Once they have eaten the fruit of the tree of knowledge, Adam and Eve notice that they are naked. They don’t just gain the capability to notice their own evaluations; their self-consciousness leads them to notice that other people might evaluate them. They feel, for the first time, the cost of giving away information before they have a handle on the situation. So they cover themselves up. For the first time, they conceal.
This, of course, tips off Yahweh, who asks them what’s going on. When he learns that they have eaten the fruit of the tree of knowledge, he curses them and exiles them from the garden. Some aspects of the curses are worth noting.
Eve is cursed with difficult childbirth. Biologists tell us that as evolution selected for brain size, hominid brains grew larger until the resulting difficulty getting a baby’s head through the birth canal became grave enough to begin offsetting the fitness advantage from improved intelligence. This got us past a critical threshold, but at the price of this curse.
Adam is cursed with the necessity of difficult and painful toil for food. Indeed, when humanity applied foresight to food production, we ended up with organized farming, which requires levels of toil and self-control beyond anything natural to a species that evolved as comparatively easygoing foragers.
I’ll finish by quoting the end of the third chapter – where I understand, no commentary is needed, and where commentary is needed, I do not understand.
And Yahweh Elohim said, “Behold, the man has become like one of us, knowing good and evil; now, lest he put forth his hand, and take also of the tree of life, and eat, and live for ever.” So Yahweh Elohim sent him forth from the garden of Eden, to work the land from which he was taken.
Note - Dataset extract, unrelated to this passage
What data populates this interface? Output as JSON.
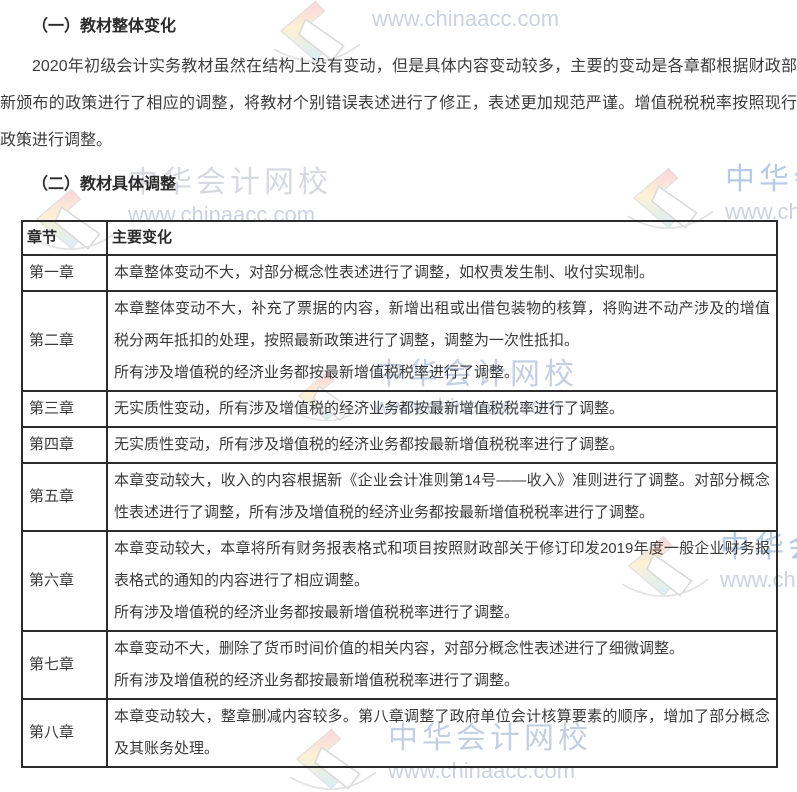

So he drove out the man; and he placed at the east of the garden of Eden the Cherubim, and a flaming sword which turned every way, to guard the path to the tree of life.